My father and mother should have stayed in New York where they met and married and where I was born.

Angela’s Ashes, Frank McCourt


I was surprised to find my own family in this book.
This afternoon I was about to list the similarities, but was silently checked by this commandment:  ‘Honour your father and your mother, so that you may live long in the land the Lord your God is giving you.’
It is enough to say, Read it.

54 great opening lines: 6

The day broke grey and dull.

Of Human Bondage, W. Somerset Maugham


It’s a great opening line, and it sets the mood for the book, even to the contrasting last line:

‘Cabs and omnibuses hurried to and fro, and crowds passed, hastening in every direction, and the sun was shining.’,

a line which I assume is supposed to fill the reader with optimism.  I closed this book with a groan, my mood still grey and dull.

54 great opening lines: 5

I had the story, bit by bit, from various people, and, as generally happens in such cases, each time it was a different story.

Ethan Frome, Edith Wharton

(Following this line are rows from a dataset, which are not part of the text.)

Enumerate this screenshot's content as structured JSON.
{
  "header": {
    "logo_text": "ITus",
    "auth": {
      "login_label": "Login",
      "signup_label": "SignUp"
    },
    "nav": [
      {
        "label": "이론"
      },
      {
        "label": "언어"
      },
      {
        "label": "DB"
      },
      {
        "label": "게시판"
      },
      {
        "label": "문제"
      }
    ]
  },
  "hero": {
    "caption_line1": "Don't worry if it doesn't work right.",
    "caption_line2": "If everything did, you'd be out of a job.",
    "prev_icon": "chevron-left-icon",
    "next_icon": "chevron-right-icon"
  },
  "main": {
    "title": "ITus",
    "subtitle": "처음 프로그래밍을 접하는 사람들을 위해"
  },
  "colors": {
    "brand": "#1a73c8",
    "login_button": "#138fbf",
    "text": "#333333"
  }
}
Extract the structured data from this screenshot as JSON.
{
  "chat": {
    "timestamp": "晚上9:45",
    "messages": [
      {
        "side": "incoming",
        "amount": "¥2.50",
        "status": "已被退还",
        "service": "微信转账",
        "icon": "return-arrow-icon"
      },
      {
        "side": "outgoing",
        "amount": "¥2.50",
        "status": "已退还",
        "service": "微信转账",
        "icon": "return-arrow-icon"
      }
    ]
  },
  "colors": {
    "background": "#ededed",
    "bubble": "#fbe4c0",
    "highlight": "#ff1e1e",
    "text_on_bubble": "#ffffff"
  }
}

This week’s WP Photo Challenge, Kiss, prompted one blogger to tell us that his hometown isn’t a place where public kissing is encouraged.  He compared it with Starkfield in Ethan Frome.

54 great opening lines: 4

I was brought here from Senegal when I was two years old by the chevalier de B., who was then governor there.

Ourika, Claire de Duras, translated by John Fowles


John Fowles was the author of The French Lieutenant’s Woman, whose opening line I posted yesterday, as no. 3.

54 great opening lines: 3

An easterly is the most disagreeable wind in Lyme Bay – Lyme Bay being that largest bite from the underside of England’s outstretched south-western leg – and a person of curiosity could at once have deduced several strong probabilities about the pair who began to walk down the quay at Lyme Regis, the small but ancient eponym of the inbite, one incisively sharp and blustery morning in the late March of 1867.

The French Lieutenant’s Woman, John Fowles


If The Hobbit is one of my favourite books but far from my favourite movie, The French Lieutenant’s Woman is a favourite in both forms.  I was once obsessed with the movie, hiring it and playing parts of it over and over.  Before writing this novel, John Fowles had translated a French novel by Claire de Duras, Ourika, based on a true story about a Senegalese girl taken to Paris as a baby and raised separately within the nobility.  As she grew older she was surprised to find she lived in a culture of racial segregation.  Fowles believed that this story affected his telling of Sarah Woodruff’s tale as the fallen and outcast French Lieutenant’s Woman.